The process of estate settlement is designed to accomplish 3 things:
• determine what assets were owned by the deceased and place a value on the assets,
• transfer the assets to the correct people or institutions, and
• pay any taxes that may be due.
What’s at Stake? – Dissent after Death
These tasks are the responsibilities of the estate Executor or Administrator who is often a family member in the ‘hot seat.’ Often, they must be accomplished during a period of high emotions when family members are struggling with grief and loss. Sibling and other fierce rivalries can and do arise.
Here are typical situations that Jewelry Consultant Ben Gordon encounters frequently:
• Two high value rings and one diamond necklace, but four grandchildren. How should they be divided?
• Three siblings – each one wants to inherit Mom’s engagement ring, but she didn’t leave instructions.
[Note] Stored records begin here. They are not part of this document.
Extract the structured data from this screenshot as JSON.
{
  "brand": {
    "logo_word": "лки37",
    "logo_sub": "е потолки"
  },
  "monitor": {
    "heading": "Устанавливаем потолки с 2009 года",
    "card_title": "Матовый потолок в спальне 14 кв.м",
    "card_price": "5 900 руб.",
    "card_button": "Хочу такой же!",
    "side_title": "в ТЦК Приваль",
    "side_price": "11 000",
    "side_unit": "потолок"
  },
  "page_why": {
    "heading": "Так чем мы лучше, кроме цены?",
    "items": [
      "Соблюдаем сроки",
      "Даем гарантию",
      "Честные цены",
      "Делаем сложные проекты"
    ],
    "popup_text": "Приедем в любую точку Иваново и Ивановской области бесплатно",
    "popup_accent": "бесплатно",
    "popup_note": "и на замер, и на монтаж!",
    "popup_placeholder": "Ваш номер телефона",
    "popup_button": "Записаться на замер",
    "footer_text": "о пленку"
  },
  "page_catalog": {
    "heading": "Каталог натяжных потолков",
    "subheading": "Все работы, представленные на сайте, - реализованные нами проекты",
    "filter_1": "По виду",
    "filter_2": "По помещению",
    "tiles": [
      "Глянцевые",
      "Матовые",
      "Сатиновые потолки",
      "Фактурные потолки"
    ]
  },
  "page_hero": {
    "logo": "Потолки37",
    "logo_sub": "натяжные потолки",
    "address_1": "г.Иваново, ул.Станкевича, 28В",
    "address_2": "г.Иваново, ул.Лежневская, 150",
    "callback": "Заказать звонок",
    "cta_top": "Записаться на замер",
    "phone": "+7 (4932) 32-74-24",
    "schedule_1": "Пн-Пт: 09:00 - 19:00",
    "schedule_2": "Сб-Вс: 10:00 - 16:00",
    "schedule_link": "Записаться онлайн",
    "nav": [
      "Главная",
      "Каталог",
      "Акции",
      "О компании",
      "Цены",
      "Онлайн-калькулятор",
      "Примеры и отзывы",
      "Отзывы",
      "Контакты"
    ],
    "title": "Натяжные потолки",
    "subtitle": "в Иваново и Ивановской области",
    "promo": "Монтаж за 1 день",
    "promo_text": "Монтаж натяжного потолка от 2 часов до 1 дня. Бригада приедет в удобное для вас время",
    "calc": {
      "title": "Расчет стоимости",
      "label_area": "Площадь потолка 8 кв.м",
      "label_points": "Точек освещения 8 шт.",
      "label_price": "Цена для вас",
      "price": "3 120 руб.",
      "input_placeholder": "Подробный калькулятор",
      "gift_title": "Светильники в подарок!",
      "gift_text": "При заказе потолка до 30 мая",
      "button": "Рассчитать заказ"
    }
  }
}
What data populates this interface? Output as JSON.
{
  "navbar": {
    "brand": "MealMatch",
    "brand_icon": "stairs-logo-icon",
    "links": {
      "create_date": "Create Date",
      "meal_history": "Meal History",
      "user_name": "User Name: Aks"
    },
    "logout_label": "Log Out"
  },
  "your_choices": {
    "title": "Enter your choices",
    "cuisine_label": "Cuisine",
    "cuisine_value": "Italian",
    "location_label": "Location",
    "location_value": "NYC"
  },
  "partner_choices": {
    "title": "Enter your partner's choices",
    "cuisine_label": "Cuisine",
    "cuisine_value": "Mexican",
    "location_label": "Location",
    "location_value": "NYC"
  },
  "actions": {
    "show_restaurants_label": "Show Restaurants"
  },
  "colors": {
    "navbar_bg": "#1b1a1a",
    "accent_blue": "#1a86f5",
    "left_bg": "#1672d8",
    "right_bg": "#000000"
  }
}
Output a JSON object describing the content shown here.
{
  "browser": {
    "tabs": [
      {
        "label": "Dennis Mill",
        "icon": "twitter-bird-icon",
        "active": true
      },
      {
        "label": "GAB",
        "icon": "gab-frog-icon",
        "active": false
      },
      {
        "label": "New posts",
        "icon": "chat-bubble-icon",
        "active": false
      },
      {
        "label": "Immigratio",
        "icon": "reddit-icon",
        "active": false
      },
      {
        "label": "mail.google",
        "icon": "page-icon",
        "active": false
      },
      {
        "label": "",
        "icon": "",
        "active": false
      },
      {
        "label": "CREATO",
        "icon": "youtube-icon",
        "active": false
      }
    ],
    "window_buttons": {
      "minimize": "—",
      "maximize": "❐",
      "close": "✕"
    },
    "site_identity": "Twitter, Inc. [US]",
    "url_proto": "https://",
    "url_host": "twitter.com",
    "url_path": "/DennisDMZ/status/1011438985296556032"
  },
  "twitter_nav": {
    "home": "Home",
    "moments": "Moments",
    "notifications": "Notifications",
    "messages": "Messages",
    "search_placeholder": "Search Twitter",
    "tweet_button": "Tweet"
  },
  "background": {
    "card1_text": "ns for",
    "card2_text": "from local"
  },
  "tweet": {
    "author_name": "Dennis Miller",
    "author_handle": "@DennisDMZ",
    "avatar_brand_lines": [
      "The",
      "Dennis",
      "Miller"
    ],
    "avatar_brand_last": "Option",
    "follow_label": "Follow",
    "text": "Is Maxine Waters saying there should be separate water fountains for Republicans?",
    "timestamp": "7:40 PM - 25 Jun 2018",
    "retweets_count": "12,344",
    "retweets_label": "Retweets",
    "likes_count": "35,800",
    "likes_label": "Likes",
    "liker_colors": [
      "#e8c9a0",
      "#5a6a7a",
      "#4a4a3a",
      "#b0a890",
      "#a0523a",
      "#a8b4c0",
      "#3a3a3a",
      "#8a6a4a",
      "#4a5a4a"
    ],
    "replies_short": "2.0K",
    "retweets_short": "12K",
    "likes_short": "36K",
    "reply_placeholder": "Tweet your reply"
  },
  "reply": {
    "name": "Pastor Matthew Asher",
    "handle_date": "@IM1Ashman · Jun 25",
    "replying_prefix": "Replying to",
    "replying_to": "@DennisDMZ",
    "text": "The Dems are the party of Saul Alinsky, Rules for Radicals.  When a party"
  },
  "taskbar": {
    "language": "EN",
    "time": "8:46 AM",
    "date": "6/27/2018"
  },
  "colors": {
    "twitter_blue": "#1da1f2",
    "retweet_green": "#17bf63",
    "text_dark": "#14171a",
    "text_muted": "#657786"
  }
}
• Dad had a collection of tie pins in every color gemstone, but none of the sons wear ties.
• Grandmother had several large pearl necklaces. Impressive, but worth keeping?
Each situation can benefit from a neutral intermediary. Mr. Gordon doesn’t arbitrate family feuds, but he DOES offer independent and objective valuations that can end disputes and bring peace of mind in a time of turmoil.
Family Feuds Averted
In the first instance with two rings and a necklace – he can calculate the fair market value to arrive at a dollar total that can be divided equally in four ways. Especially if the grandchildren do not intend to wear grandmother’s jewelry.
In the case of one engagement ring but three siblings; surely Mother didn’t intend to create a family division. Once the value of the ring is determined, an equitable split can be divided. If one sibling gets the ring, then the other siblings can receive different items from the remainder of the estate of equal value.
As for Dad’s tie pins – with a known value, the sons can decide together who receives which tie pin and may elect to redesign the stones into something they or their spouses might wear and enjoy.
And the pearls – perhaps their value will go to a future tuition payment for a grandchild; or, if they turn out to be frankly fake costume jewelry, they can be donated to a charity thrift shop or enjoyed in dress- up play for some little princess!
As a graduate gemologist and jewelry consultant, Mr. Gordon can bring each estate situation to a harmonious resolution. All it takes is a consultation. He works by appointment and will consult with multiple family members so that everyone hears the same details. He can also provide itemized inventories and written reports, depending on the amount of detail required by the estate administrator.
Settling an estate requires a team effort to coordinate between attorneys, accountants, medical professionals and family members. A jewelry consultant should be one of the professional team members as well – especially if an estate is to be probated.
Consider valuing jewelry before an unexpected death takes place. Updating previously valued items is faster and easier than researching from scratch and may be less costly.
Peace of mind from a trusted jewelry professional – What’s that worth to your heirs?